Anonymous More than 1 year ago
I couldnt put this book down and i cried and ccouldnt believe that this actually happens to people i am still in shock, i think this a wake up call telling people how they need to do more than just feel pity for the people of sierra leone....
Tani Schrift More than 1 year ago
it was a really inspirational story. i would recommend it to a mature reader. i defenitely teared up a little... very good
Anonymous More than 1 year ago

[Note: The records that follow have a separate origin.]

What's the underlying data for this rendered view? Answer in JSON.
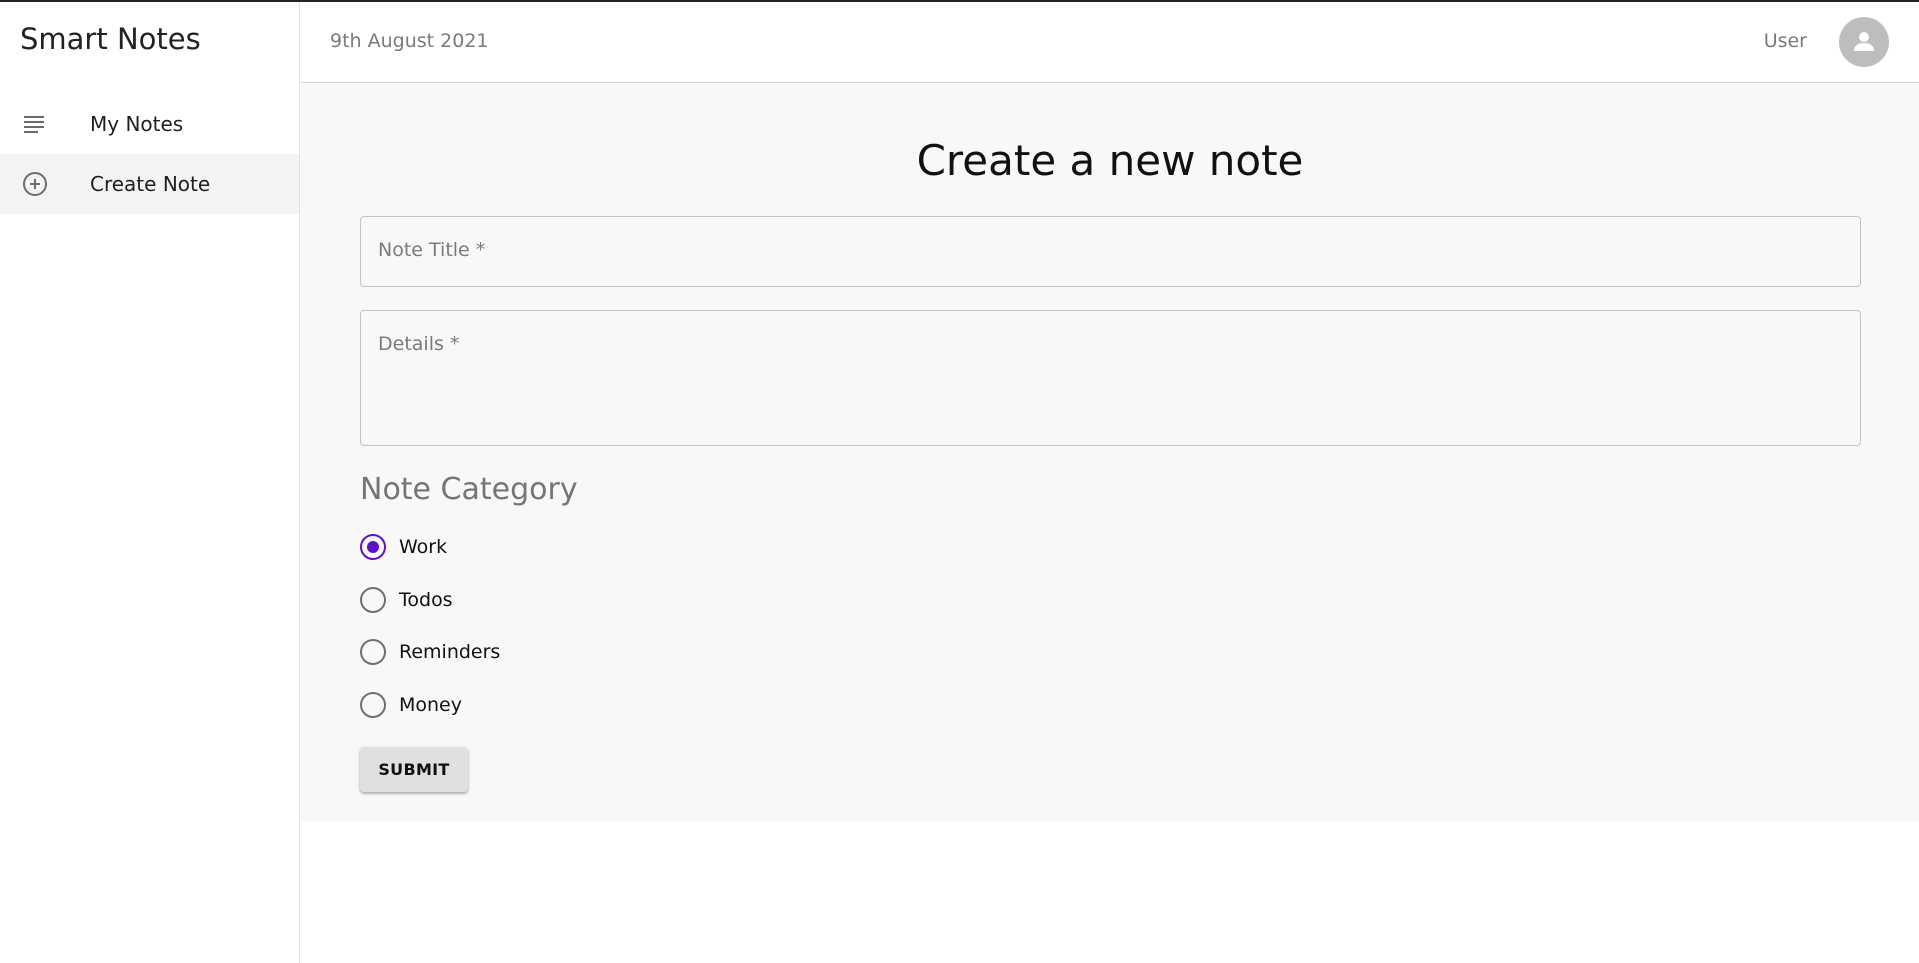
{
  "app": {
    "title": "Smart Notes"
  },
  "sidebar": {
    "items": [
      {
        "label": "My Notes",
        "icon": "notes-list-icon"
      },
      {
        "label": "Create Note",
        "icon": "add-circle-icon"
      }
    ]
  },
  "header": {
    "date": "9th August 2021",
    "user": "User",
    "avatar_icon": "account-avatar-icon"
  },
  "form": {
    "title": "Create a new note",
    "note_title_label": "Note Title *",
    "details_label": "Details *",
    "category_heading": "Note Category",
    "categories": [
      "Work",
      "Todos",
      "Reminders",
      "Money"
    ],
    "selected_category": "Work",
    "submit_label": "SUBMIT"
  },
  "colors": {
    "accent": "#5e12c8",
    "content_bg": "#f8f8f8",
    "muted_text": "#7a7a7a"
  }
}
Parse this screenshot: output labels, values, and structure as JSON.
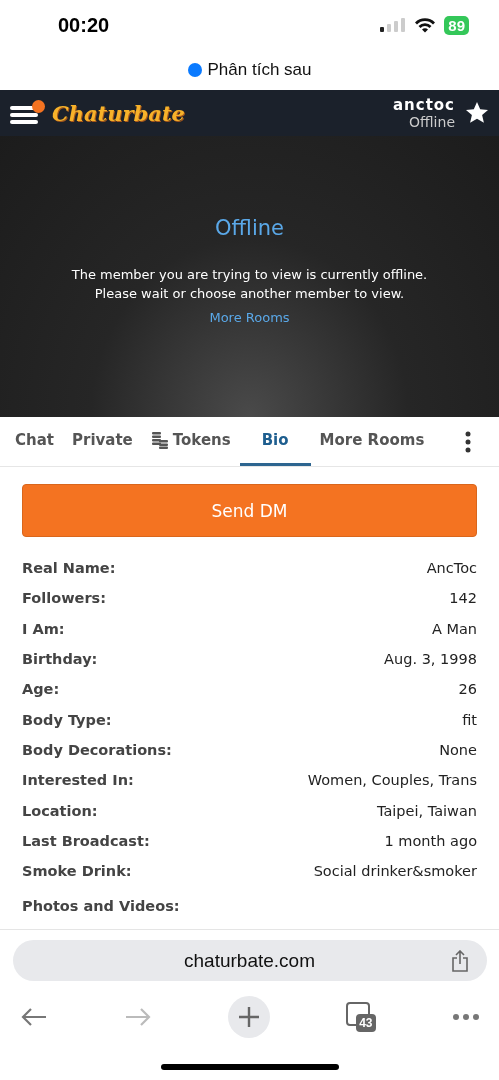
{
  "status_bar": {
    "time": "00:20",
    "battery": "89"
  },
  "notice": {
    "text": "Phân tích sau"
  },
  "header": {
    "logo": "Chaturbate",
    "menu_badge": true,
    "username": "anctoc",
    "status": "Offline"
  },
  "hero": {
    "title": "Offline",
    "message": "The member you are trying to view is currently offline. Please wait or choose another member to view.",
    "link": "More Rooms"
  },
  "tabs": [
    {
      "label": "Chat",
      "selected": false,
      "kind": "text"
    },
    {
      "label": "Private",
      "selected": false,
      "kind": "text"
    },
    {
      "label": "Tokens",
      "selected": false,
      "kind": "tokens"
    },
    {
      "label": "Bio",
      "selected": true,
      "kind": "text"
    },
    {
      "label": "More Rooms",
      "selected": false,
      "kind": "text"
    }
  ],
  "send_button": "Send DM",
  "bio": [
    {
      "label": "Real Name:",
      "value": "AncToc"
    },
    {
      "label": "Followers:",
      "value": "142"
    },
    {
      "label": "I Am:",
      "value": "A Man"
    },
    {
      "label": "Birthday:",
      "value": "Aug. 3, 1998"
    },
    {
      "label": "Age:",
      "value": "26"
    },
    {
      "label": "Body Type:",
      "value": "fit"
    },
    {
      "label": "Body Decorations:",
      "value": "None"
    },
    {
      "label": "Interested In:",
      "value": "Women, Couples, Trans"
    },
    {
      "label": "Location:",
      "value": "Taipei, Taiwan"
    },
    {
      "label": "Last Broadcast:",
      "value": "1 month ago"
    },
    {
      "label": "Smoke Drink:",
      "value": "Social drinker&smoker"
    }
  ],
  "section_heading": "Photos and Videos:",
  "browser": {
    "url": "chaturbate.com",
    "tab_count": "43",
    "back_disabled": false,
    "forward_disabled": true
  }
}
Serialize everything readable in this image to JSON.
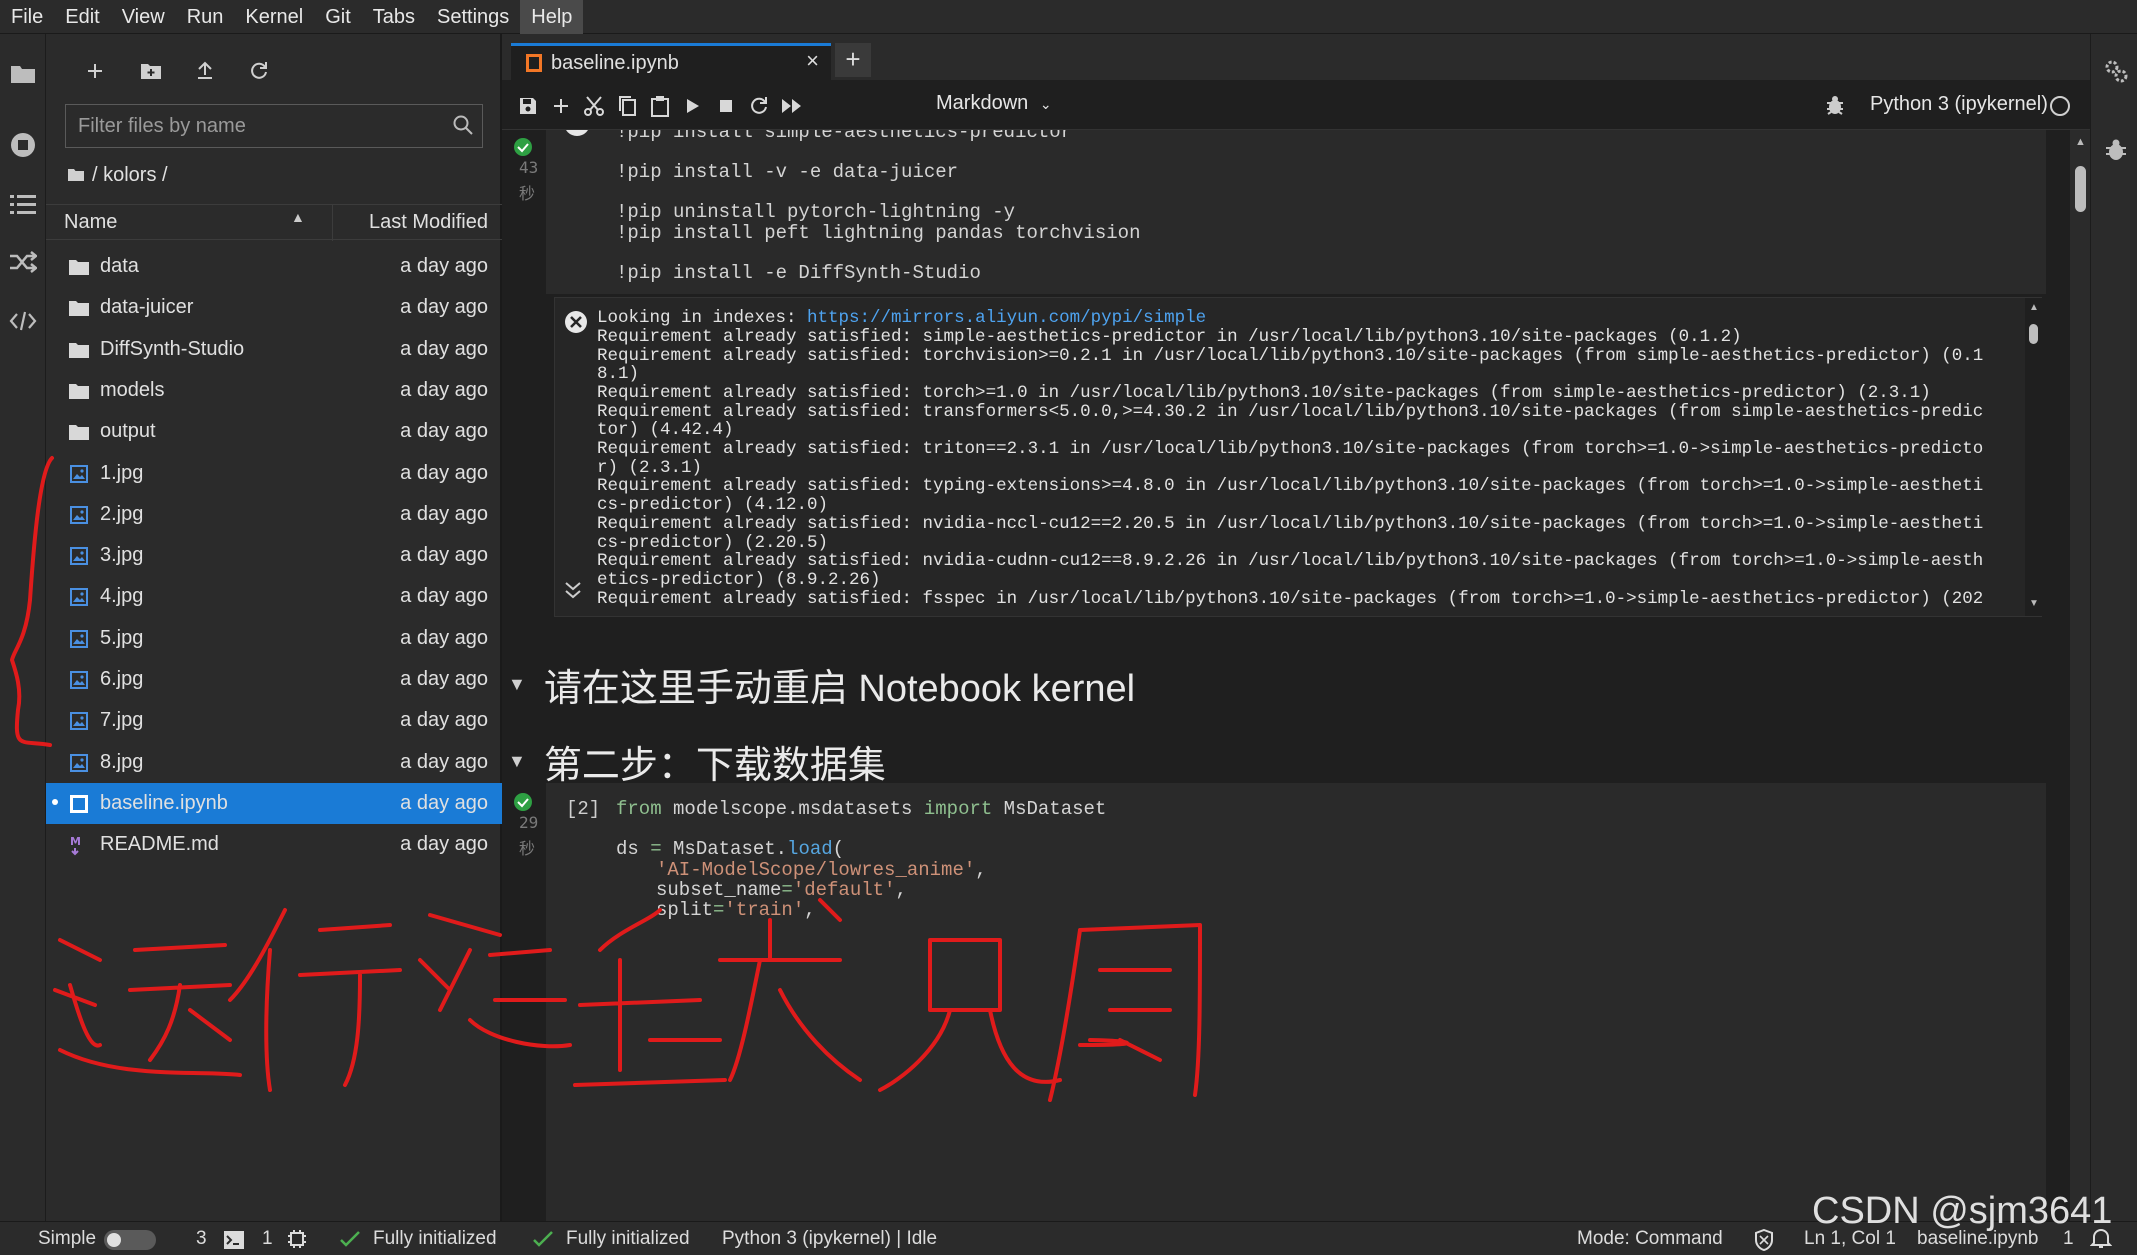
{
  "menu": [
    "File",
    "Edit",
    "View",
    "Run",
    "Kernel",
    "Git",
    "Tabs",
    "Settings",
    "Help"
  ],
  "filebrowser": {
    "filter_placeholder": "Filter files by name",
    "breadcrumb": "/ kolors /",
    "col_name": "Name",
    "col_modified": "Last Modified",
    "files": [
      {
        "name": "data",
        "modified": "a day ago",
        "icon": "folder-icon"
      },
      {
        "name": "data-juicer",
        "modified": "a day ago",
        "icon": "folder-icon"
      },
      {
        "name": "DiffSynth-Studio",
        "modified": "a day ago",
        "icon": "folder-icon"
      },
      {
        "name": "models",
        "modified": "a day ago",
        "icon": "folder-icon"
      },
      {
        "name": "output",
        "modified": "a day ago",
        "icon": "folder-icon"
      },
      {
        "name": "1.jpg",
        "modified": "a day ago",
        "icon": "image-file-icon"
      },
      {
        "name": "2.jpg",
        "modified": "a day ago",
        "icon": "image-file-icon"
      },
      {
        "name": "3.jpg",
        "modified": "a day ago",
        "icon": "image-file-icon"
      },
      {
        "name": "4.jpg",
        "modified": "a day ago",
        "icon": "image-file-icon"
      },
      {
        "name": "5.jpg",
        "modified": "a day ago",
        "icon": "image-file-icon"
      },
      {
        "name": "6.jpg",
        "modified": "a day ago",
        "icon": "image-file-icon"
      },
      {
        "name": "7.jpg",
        "modified": "a day ago",
        "icon": "image-file-icon"
      },
      {
        "name": "8.jpg",
        "modified": "a day ago",
        "icon": "image-file-icon"
      },
      {
        "name": "baseline.ipynb",
        "modified": "a day ago",
        "icon": "notebook-icon",
        "selected": true
      },
      {
        "name": "README.md",
        "modified": "a day ago",
        "icon": "markdown-icon"
      }
    ]
  },
  "tab": {
    "label": "baseline.ipynb",
    "close": "×",
    "new": "+"
  },
  "toolbar": {
    "cell_type": "Markdown",
    "kernel": "Python 3 (ipykernel)"
  },
  "cell1": {
    "time_value": "43",
    "time_unit": "秒",
    "lines": {
      "l0": "!pip install simple-aesthetics-predictor",
      "l1": "!pip install -v -e data-juicer",
      "l2": "!pip uninstall pytorch-lightning -y",
      "l3": "!pip install peft lightning pandas torchvision",
      "l4": "!pip install -e DiffSynth-Studio"
    }
  },
  "output": {
    "l0a": "Looking in indexes: ",
    "l0b": "https://mirrors.aliyun.com/pypi/simple",
    "l1": "Requirement already satisfied: simple-aesthetics-predictor in /usr/local/lib/python3.10/site-packages (0.1.2)",
    "l2": "Requirement already satisfied: torchvision>=0.2.1 in /usr/local/lib/python3.10/site-packages (from simple-aesthetics-predictor) (0.1",
    "l3": "8.1)",
    "l4": "Requirement already satisfied: torch>=1.0 in /usr/local/lib/python3.10/site-packages (from simple-aesthetics-predictor) (2.3.1)",
    "l5": "Requirement already satisfied: transformers<5.0.0,>=4.30.2 in /usr/local/lib/python3.10/site-packages (from simple-aesthetics-predic",
    "l6": "tor) (4.42.4)",
    "l7": "Requirement already satisfied: triton==2.3.1 in /usr/local/lib/python3.10/site-packages (from torch>=1.0->simple-aesthetics-predicto",
    "l8": "r) (2.3.1)",
    "l9": "Requirement already satisfied: typing-extensions>=4.8.0 in /usr/local/lib/python3.10/site-packages (from torch>=1.0->simple-aestheti",
    "l10": "cs-predictor) (4.12.0)",
    "l11": "Requirement already satisfied: nvidia-nccl-cu12==2.20.5 in /usr/local/lib/python3.10/site-packages (from torch>=1.0->simple-aestheti",
    "l12": "cs-predictor) (2.20.5)",
    "l13": "Requirement already satisfied: nvidia-cudnn-cu12==8.9.2.26 in /usr/local/lib/python3.10/site-packages (from torch>=1.0->simple-aesth",
    "l14": "etics-predictor) (8.9.2.26)",
    "l15": "Requirement already satisfied: fsspec in /usr/local/lib/python3.10/site-packages (from torch>=1.0->simple-aesthetics-predictor) (202"
  },
  "md1": "请在这里手动重启 Notebook kernel",
  "md2": "第二步：下载数据集",
  "cell2": {
    "prompt": "[2]",
    "time_value": "29",
    "time_unit": "秒",
    "l0_from": "from",
    "l0_mod": " modelscope.msdatasets ",
    "l0_import": "import",
    "l0_cls": " MsDataset",
    "l1_ds": "ds ",
    "l1_eq": "=",
    "l1_rest": " MsDataset.",
    "l1_load": "load",
    "l1_paren": "(",
    "l2": "'AI-ModelScope/lowres_anime'",
    "l2_comma": ",",
    "l3_key": "subset_name",
    "l3_eq": "=",
    "l3_val": "'default'",
    "l3_comma": ",",
    "l4_key": "split",
    "l4_eq": "=",
    "l4_val": "'train'",
    "l4_comma": ","
  },
  "status": {
    "mode_label": "Simple",
    "count1": "3",
    "count2": "1",
    "init1": "Fully initialized",
    "init2": "Fully initialized",
    "kernel": "Python 3 (ipykernel) | Idle",
    "mode": "Mode: Command",
    "cursor": "Ln 1, Col 1",
    "file": "baseline.ipynb",
    "notif": "1"
  },
  "watermark": "CSDN @sjm3641",
  "colors": {
    "accent": "#1a7bd6",
    "annotation": "#e01b1b",
    "success": "#2ea043"
  }
}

The Bite of the Mango by Susan McClelland retells the true story of Mariatu Kamara. At first, Mariatu began her childhood living a structured life. She worked in the mornings, played in the midday, danced in the night, and planned on one day being wed to her best friend Musa. By the time she was eleven, the Sierra Leone civil war broke out and caused rebel attacks on villages all over the country. Mariatu and her family had to flee to a new village to avoid being violently harassed. Despite their attempt to escape, the rebels invaded the new village and instantly killed people right before Mariatu's eyes. Mariatu's life was spared but she did not leave unscathed, as the rebels cut off her hands. A treatment facility helped heal her exposed flesh on her arms. Once she left the facility, Mariatu's lifestyle drastically changed as she had to learn to function with no hands. Her new life leads her on a path of more pain and confliction but then later to new opportunities that she finds in England and Canada. In England, she learns her first words in English and also the importance of self-dependence. This guided her to new adventures in Canada. Here, she learns fluent English and begins her journey on a life of great success. This book conveys the message that you should never lose faith in yourself. Despite having her hands amputated, Mariatu learned to get by using only her arms and teeth. Also, although she came from a poor country and had to learn a new language, she embraced the opportunity to an education. Mariatu could have easily given up on her hopes of a better life. However, she didn't and is now on her way to a very accomplished career. In The Bite of the Mango, I really enjoyed Mariatu's story and her attitude. She at one point almost gave up on her life. Then, she changed her perspective and ultimately became a better person. I respect her for that. Also, reading this book reminded me about the gift of an education that I sometimes take for granted. I didn't like that some parts in this book were a little bit too descriptive though, such as one specific cultural tradition and the rebel attacks. In my opinion, the book was cut short as I wanted to read more about Mariatu's life in present day. Even if someone isn't into nonfiction, they should still definitely read this book because for one it is not very long, two it is an awesome story about someone overcoming adversity, and third it gives a reminder about how good life is in places such as the United States, and also Canada and England that were mentioned in this book. There are a lot of things we as Americans take for granted that people like Mariatu, who come from third world countries, can only dream about. This book reminded me about how fortunate I am.
Anonymous 11 months ago
jbristow More than 1 year ago
I enjoyed this book. It is sad to hear what children experienced during this time. I find Ms. Kamara remarkable for her courage. After this book, I read one written by a boy soldier to hear the other side. It is just as sad to read what he experienced. both children just trying to survive in their home land.
Anonymous More than 1 year ago
An amazing story by an amazing woman. In addition, I learned so much!
Anonymous More than 1 year ago
Anonymous More than 1 year ago
Its impossible
Anonymous More than 1 year ago
Anonymous More than 1 year ago
Anonymous More than 1 year ago
I am reading this now and it is wonderful but this e version is missing pages and i am very frustrated